*DATASET*

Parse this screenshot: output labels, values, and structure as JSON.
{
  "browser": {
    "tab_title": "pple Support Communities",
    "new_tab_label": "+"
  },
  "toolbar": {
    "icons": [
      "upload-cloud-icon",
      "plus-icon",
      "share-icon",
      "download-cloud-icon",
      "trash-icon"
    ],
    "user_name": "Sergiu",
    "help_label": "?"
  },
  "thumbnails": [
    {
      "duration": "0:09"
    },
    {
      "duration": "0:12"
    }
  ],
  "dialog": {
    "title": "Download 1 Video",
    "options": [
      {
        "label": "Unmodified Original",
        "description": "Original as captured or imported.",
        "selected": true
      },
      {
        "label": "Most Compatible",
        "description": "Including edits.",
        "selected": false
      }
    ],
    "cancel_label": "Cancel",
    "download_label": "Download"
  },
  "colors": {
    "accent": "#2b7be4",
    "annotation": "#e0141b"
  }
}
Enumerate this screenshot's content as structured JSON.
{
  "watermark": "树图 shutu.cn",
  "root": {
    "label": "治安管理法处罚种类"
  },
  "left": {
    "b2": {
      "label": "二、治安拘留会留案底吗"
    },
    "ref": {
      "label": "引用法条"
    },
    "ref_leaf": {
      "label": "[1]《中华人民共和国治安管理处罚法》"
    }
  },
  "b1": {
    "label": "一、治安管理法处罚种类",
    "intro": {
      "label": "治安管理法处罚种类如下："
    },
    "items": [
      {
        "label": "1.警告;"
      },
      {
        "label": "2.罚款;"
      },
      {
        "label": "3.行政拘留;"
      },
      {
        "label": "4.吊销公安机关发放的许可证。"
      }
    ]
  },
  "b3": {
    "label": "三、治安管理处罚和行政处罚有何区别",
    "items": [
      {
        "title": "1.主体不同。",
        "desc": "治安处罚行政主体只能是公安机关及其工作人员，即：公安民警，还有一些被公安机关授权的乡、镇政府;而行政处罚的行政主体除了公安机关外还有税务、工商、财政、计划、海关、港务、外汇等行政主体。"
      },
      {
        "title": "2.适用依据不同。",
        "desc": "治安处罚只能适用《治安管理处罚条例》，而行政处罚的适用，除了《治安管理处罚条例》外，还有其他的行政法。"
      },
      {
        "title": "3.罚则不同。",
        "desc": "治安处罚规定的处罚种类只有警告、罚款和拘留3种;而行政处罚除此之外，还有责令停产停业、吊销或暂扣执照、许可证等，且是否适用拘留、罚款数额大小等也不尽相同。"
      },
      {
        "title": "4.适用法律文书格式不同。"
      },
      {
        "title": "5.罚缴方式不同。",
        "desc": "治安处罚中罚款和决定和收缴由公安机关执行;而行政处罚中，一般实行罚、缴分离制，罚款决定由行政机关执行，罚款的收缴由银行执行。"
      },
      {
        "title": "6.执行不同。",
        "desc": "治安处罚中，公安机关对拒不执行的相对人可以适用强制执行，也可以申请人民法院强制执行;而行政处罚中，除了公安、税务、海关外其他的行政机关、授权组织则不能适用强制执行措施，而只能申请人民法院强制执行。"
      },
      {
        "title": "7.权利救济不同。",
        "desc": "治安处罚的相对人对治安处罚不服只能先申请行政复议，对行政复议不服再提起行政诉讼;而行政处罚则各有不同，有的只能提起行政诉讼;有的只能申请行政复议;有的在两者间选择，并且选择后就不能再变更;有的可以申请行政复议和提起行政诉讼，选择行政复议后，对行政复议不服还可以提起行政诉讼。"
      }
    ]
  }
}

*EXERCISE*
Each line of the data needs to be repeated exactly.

*ANSWER TO THIS PROBLEM*
Parse this screenshot: output labels, values, and structure as JSON.
{
  "browser": {
    "tab_title": "pple Support Communities",
    "new_tab_label": "+"
  },
  "toolbar": {
    "icons": [
      "upload-cloud-icon",
      "plus-icon",
      "share-icon",
      "download-cloud-icon",
      "trash-icon"
    ],
    "user_name": "Sergiu",
    "help_label": "?"
  },
  "thumbnails": [
    {
      "duration": "0:09"
    },
    {
      "duration": "0:12"
    }
  ],
  "dialog": {
    "title": "Download 1 Video",
    "options": [
      {
        "label": "Unmodified Original",
        "description": "Original as captured or imported.",
        "selected": true
      },
      {
        "label": "Most Compatible",
        "description": "Including edits.",
        "selected": false
      }
    ],
    "cancel_label": "Cancel",
    "download_label": "Download"
  },
  "colors": {
    "accent": "#2b7be4",
    "annotation": "#e0141b"
  }
}
Enumerate this screenshot's content as structured JSON.
{
  "watermark": "树图 shutu.cn",
  "root": {
    "label": "治安管理法处罚种类"
  },
  "left": {
    "b2": {
      "label": "二、治安拘留会留案底吗"
    },
    "ref": {
      "label": "引用法条"
    },
    "ref_leaf": {
      "label": "[1]《中华人民共和国治安管理处罚法》"
    }
  },
  "b1": {
    "label": "一、治安管理法处罚种类",
    "intro": {
      "label": "治安管理法处罚种类如下："
    },
    "items": [
      {
        "label": "1.警告;"
      },
      {
        "label": "2.罚款;"
      },
      {
        "label": "3.行政拘留;"
      },
      {
        "label": "4.吊销公安机关发放的许可证。"
      }
    ]
  },
  "b3": {
    "label": "三、治安管理处罚和行政处罚有何区别",
    "items": [
      {
        "title": "1.主体不同。",
        "desc": "治安处罚行政主体只能是公安机关及其工作人员，即：公安民警，还有一些被公安机关授权的乡、镇政府;而行政处罚的行政主体除了公安机关外还有税务、工商、财政、计划、海关、港务、外汇等行政主体。"
      },
      {
        "title": "2.适用依据不同。",
        "desc": "治安处罚只能适用《治安管理处罚条例》，而行政处罚的适用，除了《治安管理处罚条例》外，还有其他的行政法。"
      },
      {
        "title": "3.罚则不同。",
        "desc": "治安处罚规定的处罚种类只有警告、罚款和拘留3种;而行政处罚除此之外，还有责令停产停业、吊销或暂扣执照、许可证等，且是否适用拘留、罚款数额大小等也不尽相同。"
      },
      {
        "title": "4.适用法律文书格式不同。"
      },
      {
        "title": "5.罚缴方式不同。",
        "desc": "治安处罚中罚款和决定和收缴由公安机关执行;而行政处罚中，一般实行罚、缴分离制，罚款决定由行政机关执行，罚款的收缴由银行执行。"
      },
      {
        "title": "6.执行不同。",
        "desc": "治安处罚中，公安机关对拒不执行的相对人可以适用强制执行，也可以申请人民法院强制执行;而行政处罚中，除了公安、税务、海关外其他的行政机关、授权组织则不能适用强制执行措施，而只能申请人民法院强制执行。"
      },
      {
        "title": "7.权利救济不同。",
        "desc": "治安处罚的相对人对治安处罚不服只能先申请行政复议，对行政复议不服再提起行政诉讼;而行政处罚则各有不同，有的只能提起行政诉讼;有的只能申请行政复议;有的在两者间选择，并且选择后就不能再变更;有的可以申请行政复议和提起行政诉讼，选择行政复议后，对行政复议不服还可以提起行政诉讼。"
      }
    ]
  }
}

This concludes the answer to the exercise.